DATA PROVIDED -
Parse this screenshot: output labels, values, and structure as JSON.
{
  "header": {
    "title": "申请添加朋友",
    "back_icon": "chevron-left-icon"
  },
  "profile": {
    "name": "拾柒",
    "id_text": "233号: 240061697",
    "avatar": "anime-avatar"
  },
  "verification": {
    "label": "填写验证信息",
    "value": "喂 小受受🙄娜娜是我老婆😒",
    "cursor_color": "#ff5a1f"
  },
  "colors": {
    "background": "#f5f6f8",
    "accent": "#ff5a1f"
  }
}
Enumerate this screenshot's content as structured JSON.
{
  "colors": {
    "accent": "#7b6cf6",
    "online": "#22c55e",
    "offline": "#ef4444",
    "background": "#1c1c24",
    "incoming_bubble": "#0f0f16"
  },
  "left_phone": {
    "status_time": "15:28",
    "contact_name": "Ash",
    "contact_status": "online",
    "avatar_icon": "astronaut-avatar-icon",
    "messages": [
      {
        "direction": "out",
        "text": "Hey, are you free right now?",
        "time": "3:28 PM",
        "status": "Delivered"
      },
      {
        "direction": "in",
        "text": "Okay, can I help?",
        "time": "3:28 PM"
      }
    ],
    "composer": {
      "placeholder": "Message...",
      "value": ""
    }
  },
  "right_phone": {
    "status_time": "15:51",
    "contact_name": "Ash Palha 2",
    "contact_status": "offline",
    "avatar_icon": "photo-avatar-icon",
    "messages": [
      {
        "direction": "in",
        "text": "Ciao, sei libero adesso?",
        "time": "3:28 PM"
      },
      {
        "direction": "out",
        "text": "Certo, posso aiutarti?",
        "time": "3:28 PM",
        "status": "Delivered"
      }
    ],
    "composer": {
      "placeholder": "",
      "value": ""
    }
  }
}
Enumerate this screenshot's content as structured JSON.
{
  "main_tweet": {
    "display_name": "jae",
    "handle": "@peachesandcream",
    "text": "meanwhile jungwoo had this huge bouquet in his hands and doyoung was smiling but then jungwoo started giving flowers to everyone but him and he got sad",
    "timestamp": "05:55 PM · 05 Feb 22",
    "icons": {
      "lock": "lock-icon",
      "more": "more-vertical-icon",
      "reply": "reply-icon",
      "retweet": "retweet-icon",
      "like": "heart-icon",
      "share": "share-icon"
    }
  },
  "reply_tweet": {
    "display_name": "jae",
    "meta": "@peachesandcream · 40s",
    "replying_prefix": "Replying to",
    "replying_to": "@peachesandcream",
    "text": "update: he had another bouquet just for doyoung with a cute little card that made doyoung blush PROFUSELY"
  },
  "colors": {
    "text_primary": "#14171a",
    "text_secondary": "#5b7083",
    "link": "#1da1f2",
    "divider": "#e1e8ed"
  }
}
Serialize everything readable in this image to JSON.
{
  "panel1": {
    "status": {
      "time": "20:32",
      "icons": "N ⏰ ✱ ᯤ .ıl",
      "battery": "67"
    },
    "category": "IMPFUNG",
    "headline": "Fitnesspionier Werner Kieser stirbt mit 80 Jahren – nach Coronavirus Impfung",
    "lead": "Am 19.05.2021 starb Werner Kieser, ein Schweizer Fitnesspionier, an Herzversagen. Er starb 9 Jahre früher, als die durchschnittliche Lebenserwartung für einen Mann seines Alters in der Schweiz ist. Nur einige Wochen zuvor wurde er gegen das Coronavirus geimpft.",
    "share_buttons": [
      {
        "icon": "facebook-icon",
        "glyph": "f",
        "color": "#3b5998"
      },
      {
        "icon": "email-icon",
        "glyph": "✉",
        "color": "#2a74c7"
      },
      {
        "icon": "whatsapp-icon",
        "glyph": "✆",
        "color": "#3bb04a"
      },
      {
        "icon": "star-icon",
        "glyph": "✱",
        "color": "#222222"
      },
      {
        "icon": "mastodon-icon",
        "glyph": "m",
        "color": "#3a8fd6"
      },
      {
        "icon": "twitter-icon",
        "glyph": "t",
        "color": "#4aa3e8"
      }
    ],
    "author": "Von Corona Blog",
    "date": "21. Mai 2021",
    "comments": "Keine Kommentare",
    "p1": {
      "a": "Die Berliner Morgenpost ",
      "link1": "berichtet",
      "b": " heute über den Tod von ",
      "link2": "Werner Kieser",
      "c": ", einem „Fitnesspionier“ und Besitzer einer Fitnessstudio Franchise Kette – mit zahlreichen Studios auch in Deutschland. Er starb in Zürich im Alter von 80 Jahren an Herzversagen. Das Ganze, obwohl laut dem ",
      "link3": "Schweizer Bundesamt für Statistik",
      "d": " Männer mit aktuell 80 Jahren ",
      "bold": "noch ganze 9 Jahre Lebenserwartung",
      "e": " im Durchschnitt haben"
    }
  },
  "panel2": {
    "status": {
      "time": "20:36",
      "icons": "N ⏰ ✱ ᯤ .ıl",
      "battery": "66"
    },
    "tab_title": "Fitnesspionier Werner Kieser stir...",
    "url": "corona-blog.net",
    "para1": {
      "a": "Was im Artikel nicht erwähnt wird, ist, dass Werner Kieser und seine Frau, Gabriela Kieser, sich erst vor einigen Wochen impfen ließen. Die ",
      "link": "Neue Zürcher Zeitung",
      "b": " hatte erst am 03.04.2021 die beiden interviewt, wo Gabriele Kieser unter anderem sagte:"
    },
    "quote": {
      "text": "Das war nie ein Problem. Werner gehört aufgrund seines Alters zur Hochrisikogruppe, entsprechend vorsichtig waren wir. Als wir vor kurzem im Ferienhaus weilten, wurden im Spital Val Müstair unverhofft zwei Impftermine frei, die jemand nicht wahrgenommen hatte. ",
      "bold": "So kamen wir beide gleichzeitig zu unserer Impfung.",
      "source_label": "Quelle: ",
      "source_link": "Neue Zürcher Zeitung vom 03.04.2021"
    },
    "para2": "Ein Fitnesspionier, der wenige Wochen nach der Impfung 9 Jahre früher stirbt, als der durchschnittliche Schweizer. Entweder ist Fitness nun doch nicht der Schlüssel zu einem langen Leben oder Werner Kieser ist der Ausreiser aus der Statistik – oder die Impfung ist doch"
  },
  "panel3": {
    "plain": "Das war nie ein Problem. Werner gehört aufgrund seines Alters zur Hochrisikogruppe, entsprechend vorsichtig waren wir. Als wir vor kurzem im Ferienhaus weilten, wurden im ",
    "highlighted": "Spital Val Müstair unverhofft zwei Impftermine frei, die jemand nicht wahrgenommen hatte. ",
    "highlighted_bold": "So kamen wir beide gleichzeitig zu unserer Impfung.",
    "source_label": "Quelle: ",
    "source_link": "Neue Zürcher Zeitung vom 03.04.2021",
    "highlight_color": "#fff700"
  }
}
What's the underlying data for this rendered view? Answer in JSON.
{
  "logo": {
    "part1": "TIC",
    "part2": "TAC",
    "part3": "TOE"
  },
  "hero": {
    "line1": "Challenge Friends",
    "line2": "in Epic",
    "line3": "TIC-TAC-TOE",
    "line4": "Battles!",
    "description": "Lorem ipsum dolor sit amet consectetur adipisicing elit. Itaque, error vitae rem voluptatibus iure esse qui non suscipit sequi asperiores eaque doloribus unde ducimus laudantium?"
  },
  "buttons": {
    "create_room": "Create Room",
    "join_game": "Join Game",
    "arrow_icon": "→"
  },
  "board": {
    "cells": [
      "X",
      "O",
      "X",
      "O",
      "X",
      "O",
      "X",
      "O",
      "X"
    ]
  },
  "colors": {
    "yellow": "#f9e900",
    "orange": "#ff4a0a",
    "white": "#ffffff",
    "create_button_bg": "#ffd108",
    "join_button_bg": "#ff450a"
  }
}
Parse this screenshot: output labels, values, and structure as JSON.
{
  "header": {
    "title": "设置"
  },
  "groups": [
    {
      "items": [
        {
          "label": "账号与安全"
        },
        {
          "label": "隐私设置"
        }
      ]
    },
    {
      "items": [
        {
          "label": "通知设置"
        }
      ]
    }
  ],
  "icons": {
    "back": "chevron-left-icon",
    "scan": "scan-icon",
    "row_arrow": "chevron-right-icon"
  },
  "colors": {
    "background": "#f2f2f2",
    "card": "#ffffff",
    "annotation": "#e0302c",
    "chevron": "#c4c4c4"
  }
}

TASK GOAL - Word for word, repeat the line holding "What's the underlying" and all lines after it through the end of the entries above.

ANSWER AREA -
What's the underlying data for this rendered view? Answer in JSON.
{
  "logo": {
    "part1": "TIC",
    "part2": "TAC",
    "part3": "TOE"
  },
  "hero": {
    "line1": "Challenge Friends",
    "line2": "in Epic",
    "line3": "TIC-TAC-TOE",
    "line4": "Battles!",
    "description": "Lorem ipsum dolor sit amet consectetur adipisicing elit. Itaque, error vitae rem voluptatibus iure esse qui non suscipit sequi asperiores eaque doloribus unde ducimus laudantium?"
  },
  "buttons": {
    "create_room": "Create Room",
    "join_game": "Join Game",
    "arrow_icon": "→"
  },
  "board": {
    "cells": [
      "X",
      "O",
      "X",
      "O",
      "X",
      "O",
      "X",
      "O",
      "X"
    ]
  },
  "colors": {
    "yellow": "#f9e900",
    "orange": "#ff4a0a",
    "white": "#ffffff",
    "create_button_bg": "#ffd108",
    "join_button_bg": "#ff450a"
  }
}
Parse this screenshot: output labels, values, and structure as JSON.
{
  "header": {
    "title": "设置"
  },
  "groups": [
    {
      "items": [
        {
          "label": "账号与安全"
        },
        {
          "label": "隐私设置"
        }
      ]
    },
    {
      "items": [
        {
          "label": "通知设置"
        }
      ]
    }
  ],
  "icons": {
    "back": "chevron-left-icon",
    "scan": "scan-icon",
    "row_arrow": "chevron-right-icon"
  },
  "colors": {
    "background": "#f2f2f2",
    "card": "#ffffff",
    "annotation": "#e0302c",
    "chevron": "#c4c4c4"
  }
}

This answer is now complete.